A holy day in the Baha’i religion, commemorating the death of Abbas Effendi, known as Abdu’l-Baha, in 1921 in Haifa, Palestine (now Israel). The eldest son of Mirza Husayn Ali, known as Baha’u’llah, the prophet-founder of the Baha’i faith, he was named the leader of the Baha’i community in his father’s will, which also appointed him to interpret Baha’i writings. In turn, Abdu’l-Baha appointed his eldest grandson, Shoghi Effendi (1896-1957) as his successor and Guardian of the Cause. Today the affairs of the worldwide Baha’i community are administered by the Universal House of Justice, a body that meets in Haifa andis elected every five years.

Baha’i National Center 1233 Central St. Evanston, IL 60201 800-22-UNITE (8-6483) or 847-869-9039

Abbotsford International Air Show

Widely recognized as Canada’s national air show, this three-day event is an opportunity for the aviation industry to display the latest developments in civilian aircraft. Since the first show was held in 1962, it has included aerobatic performances by the Canadian Armed Forces, the Royal Air Force, the Snowbirds Jet Team, and the U.S. Air Force’s Thun-derbirds. Aviation-related equipment ison display, and there is a large banquet featuring well-known personalities in the aviation and aerospace field. The show is held at the airport in Abbotsford, British Columbia, and is regularly attended by upwards of 200,000 people.

Abbotsford International Air-show Society 1276 Tower St., Unit #4 Abbotsford, BC V2T 6H5
Canada 604-852-8511; fax: 604-852-6093

Aban Parab

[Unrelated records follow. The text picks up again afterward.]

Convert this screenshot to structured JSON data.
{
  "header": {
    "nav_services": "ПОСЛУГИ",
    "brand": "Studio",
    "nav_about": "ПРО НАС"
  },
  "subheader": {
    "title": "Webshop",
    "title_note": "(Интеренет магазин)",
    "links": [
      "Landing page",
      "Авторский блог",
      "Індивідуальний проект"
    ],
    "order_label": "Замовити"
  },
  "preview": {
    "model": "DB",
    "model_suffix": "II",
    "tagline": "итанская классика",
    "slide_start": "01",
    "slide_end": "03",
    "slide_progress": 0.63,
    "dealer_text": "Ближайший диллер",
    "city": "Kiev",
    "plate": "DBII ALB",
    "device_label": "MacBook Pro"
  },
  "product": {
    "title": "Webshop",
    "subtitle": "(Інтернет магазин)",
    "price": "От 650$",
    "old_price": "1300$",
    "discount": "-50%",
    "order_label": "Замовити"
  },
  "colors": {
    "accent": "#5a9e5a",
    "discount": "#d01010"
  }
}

In the Zoroastrian calendar, each of the 30 days of the month bears the name of the yazata, or spiritual being, who is believed to preside over that day. Similarly, each of the 12 months bears the name of the vazata who rules over that month. When the dav and the month both share the same name, as thev do on the 10th of Aban, it is considered a name-dav feast. The vazata of the month of Aban is the female waters. On name-feast days Zoroastrians attend services in a fire temple, a meeting hall, or a private home.
Because of discrepancies in the calendars used by widely separated Zoroastrian communities around the world, there are now three different calendars in use, and the 10th of Aban can fall either in October, March, or February according to the Gregorian calendar.
Followers of the Zoroastrian religion, which was founded by the prophet Zoroaster {or Zarathushtra, who is believed to have lived around 1200 B.C.), today live primarily in Iran and northwestern India, although smaller communities exist in Pakistan, Sri Lanka, Canada, the U.S., England, and Australia.